The establishment of Confucius Institutes in the U.S. was initially voluntarily applied for by the U.S. The U.S. had also asked that Hanban send volunteers to the American Confucius Institutes to provide assistance. The Chinese volunteers overcame numerous difficulties to provide enthusiastic service and were warmly welcomed by both the schools and the parents. Throughout the process of setting up Confucius Institutes, China and America worked hand-in-hand with impressive results, including making enormous contributions towards promoting Sino-U.S. exchanges.
Confucius Institutes have been set up in 350 cities in 106 countries, with primary and secondary school classrooms seeing the fastest development — now totaling over 500. Since the first American Confucius Institute was set up in 2004 at University of Maryland in cooperation with Nankai University, an additional 80 have been established throughout the country as well as over 300 primary and secondary school Confucius classrooms. Of these classrooms, 127 are directly affiliated with the Confucius Institute.
However, there is undoubtedly a political force at work here, one that has always criticized the Confucius Institute and has sought to blacken its name and educational activities. On March 28, while the Subcommittee on Oversight and Investigations of the United States House Committee on Foreign Affairs held a hearing on the price of Sino-U.S. public diplomacy, Congressional member Dana Rohrabacher blamed China for spreading propaganda through privately owned media and public education.
American People Value Exchange
On March 22 professors and doctoral students from the University of Virginia told reporters that they all felt that studying Chinese is very important because it helps promote communication and understanding between the U.S. and China.

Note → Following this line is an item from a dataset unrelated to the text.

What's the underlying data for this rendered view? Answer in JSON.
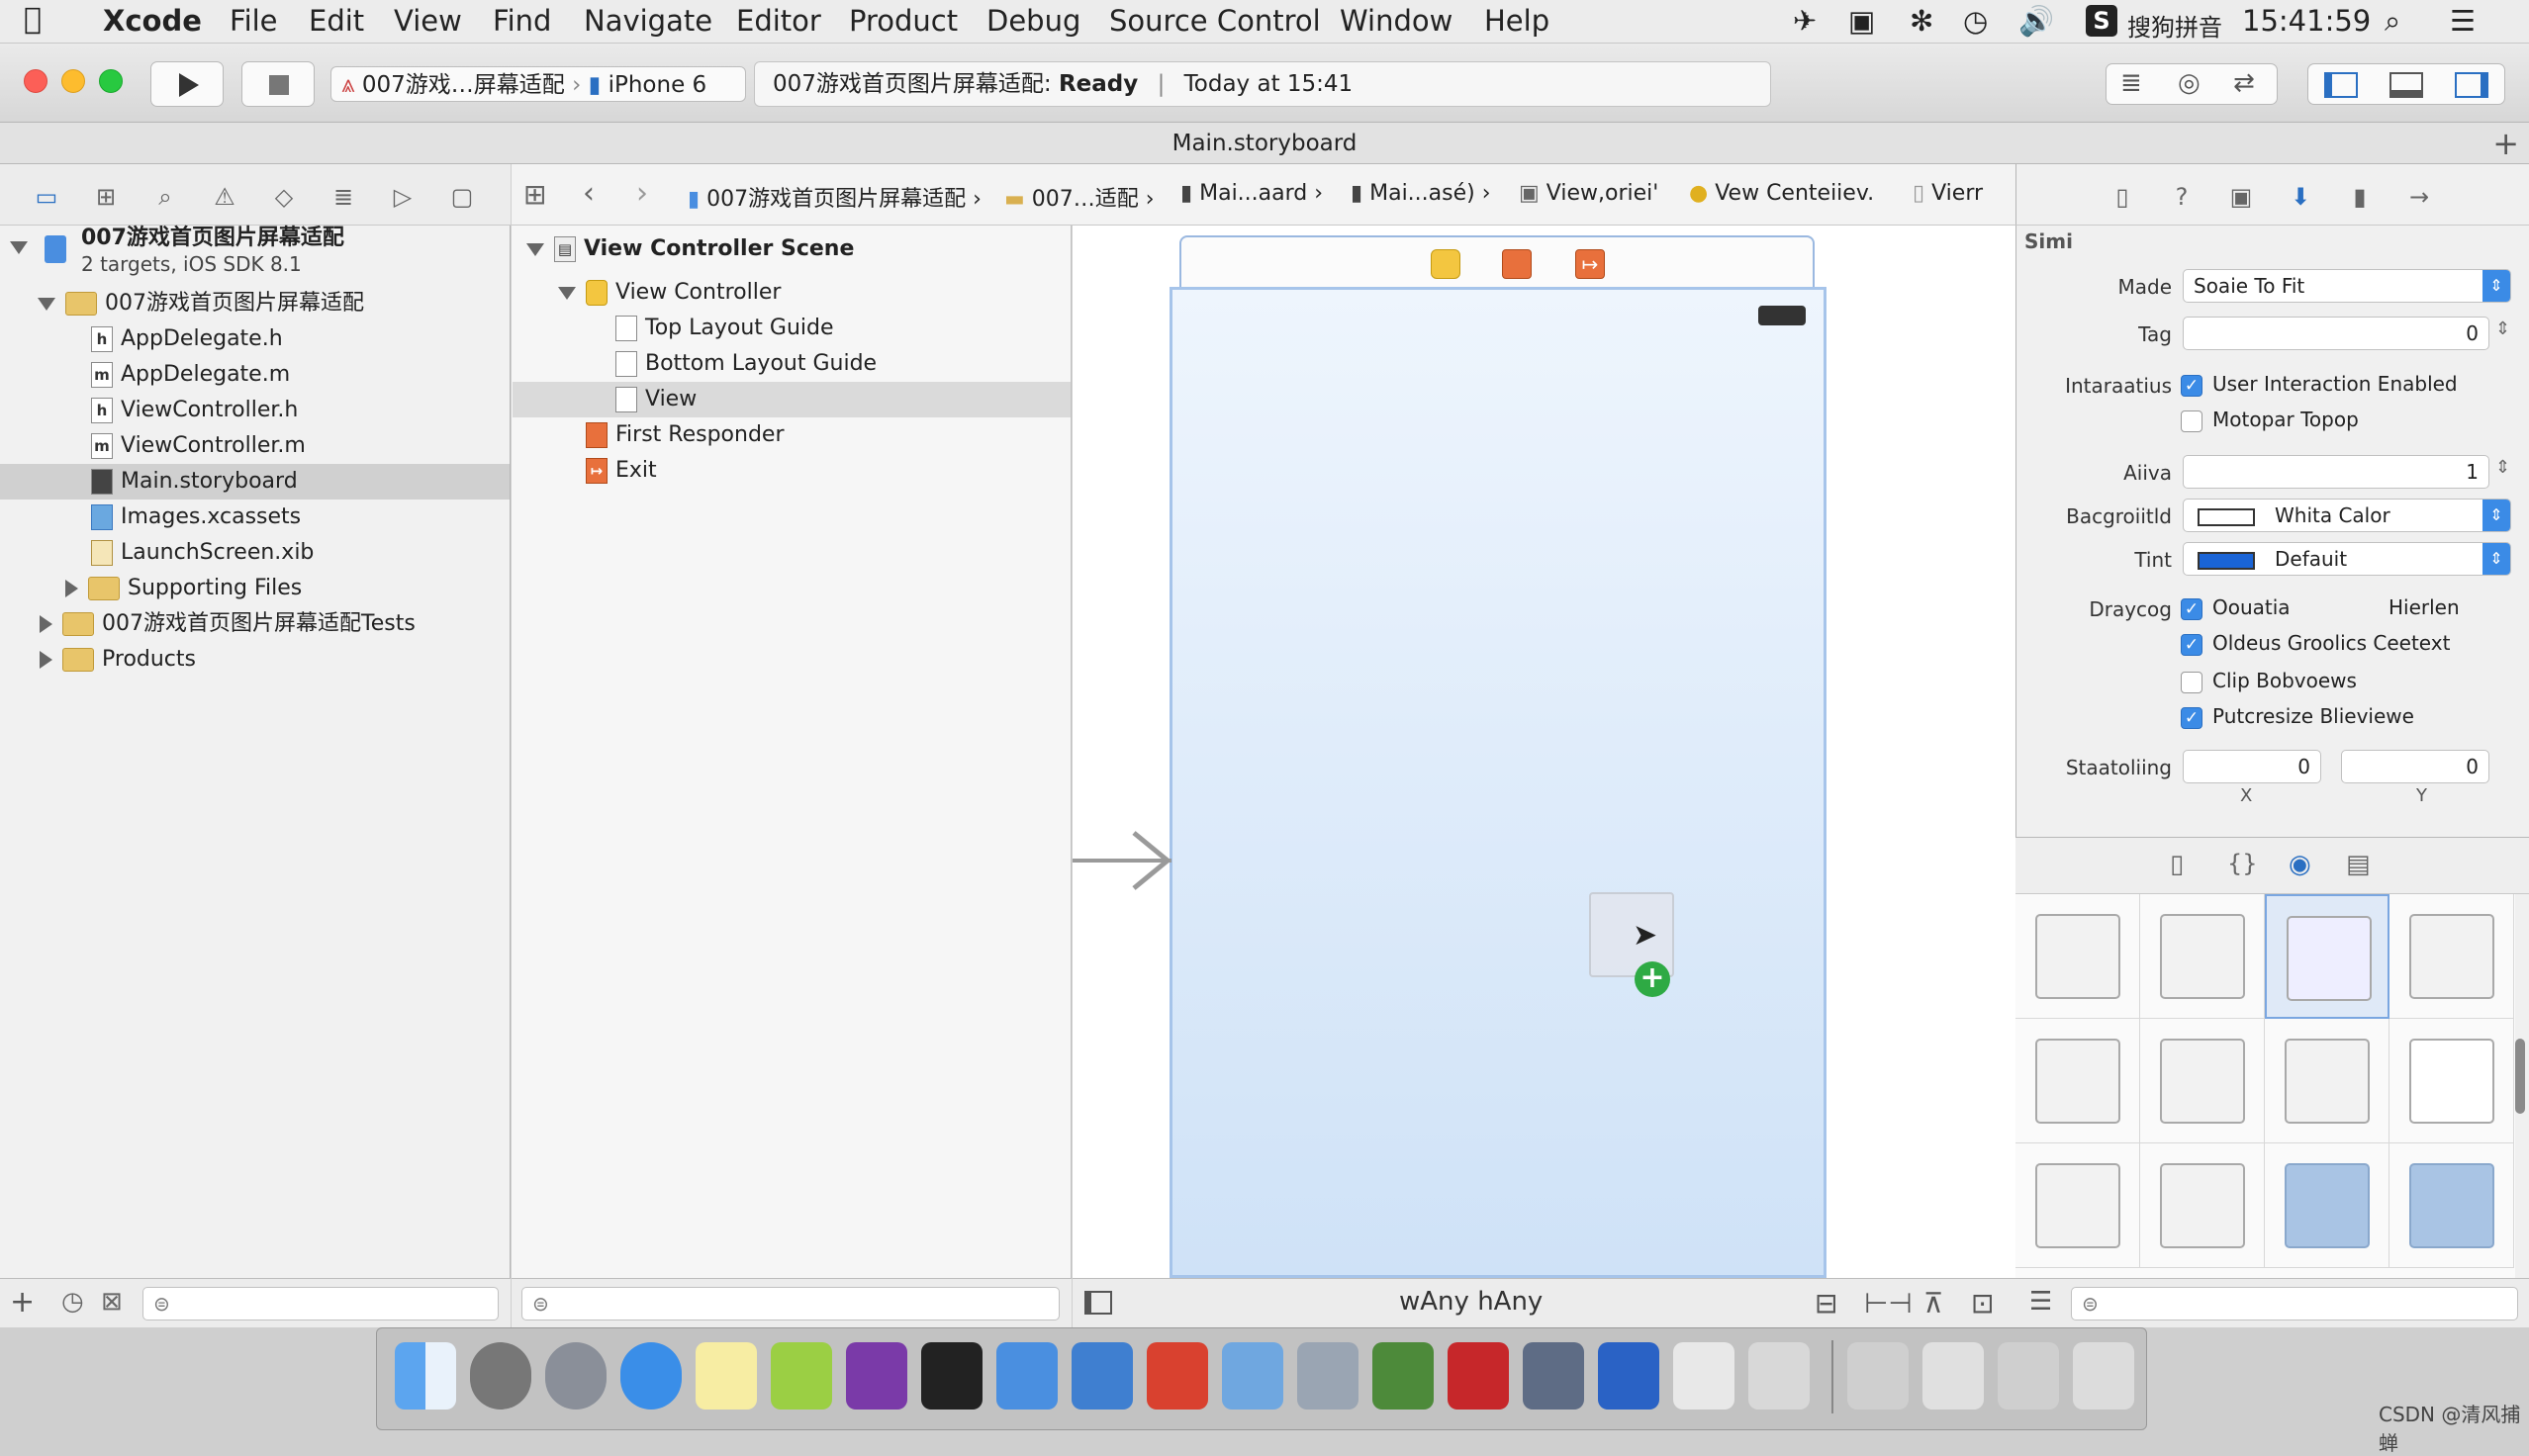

Wei Wei, a Chinese teacher for grades one through five at John Eaton Elementary School in Washington, D.C. told reporters that the students’ parents all hope that the school can continue providing Chinese classes. Many of the other teachers at the school felt the same way because they feel that Chinese will be an important communication tool as China’s economy continues to rapidly develop.
One of the mothers of Wei Wei’s students told our reporter that there are not many schools that offer Chinese courses. She and her husband spent a lot of time before finding an elementary school that offered Chinese. The mother and a number of other parents all claimed that their children loved studying Chinese and praised Wei Wei for her exceptional teaching skill. The parents all expressed their desire that such courses would continue in the future.
The director of the Confucius Institute at George Mason University said that he hopes that the new regulations were not out of a political consideration. After all, it was Obama who proposed the 100,000 Strong Initiative that encouraged American students to study Chinese in China.
The director of the Confucius Institute headquarters pointed out that the 100,000 Strong Initiative was a main component of the Humanities Exchange Mechanism agreed upon by China and the U.S. and was strongly supported by the Chinese government. In order to see that the initiative came to fruition, Hanban provided financial aid to over 10,000 American students and teachers to study in China. Now, it is the very teachers who helped recruit these Americans that the U.S. government has asked to leave by June 30!
Our reporter learned that the State Department directive was met with disgust from many American university presidents who felt that such an act was interfering with the sovereignty of the schools’ teachers. Many are now in the process of contacting and trying to work out a deal with the State Department. In the face of such reactions, State Department officials are planning to meet with school officials from the University of Maryland and Confucius Institute on May 23.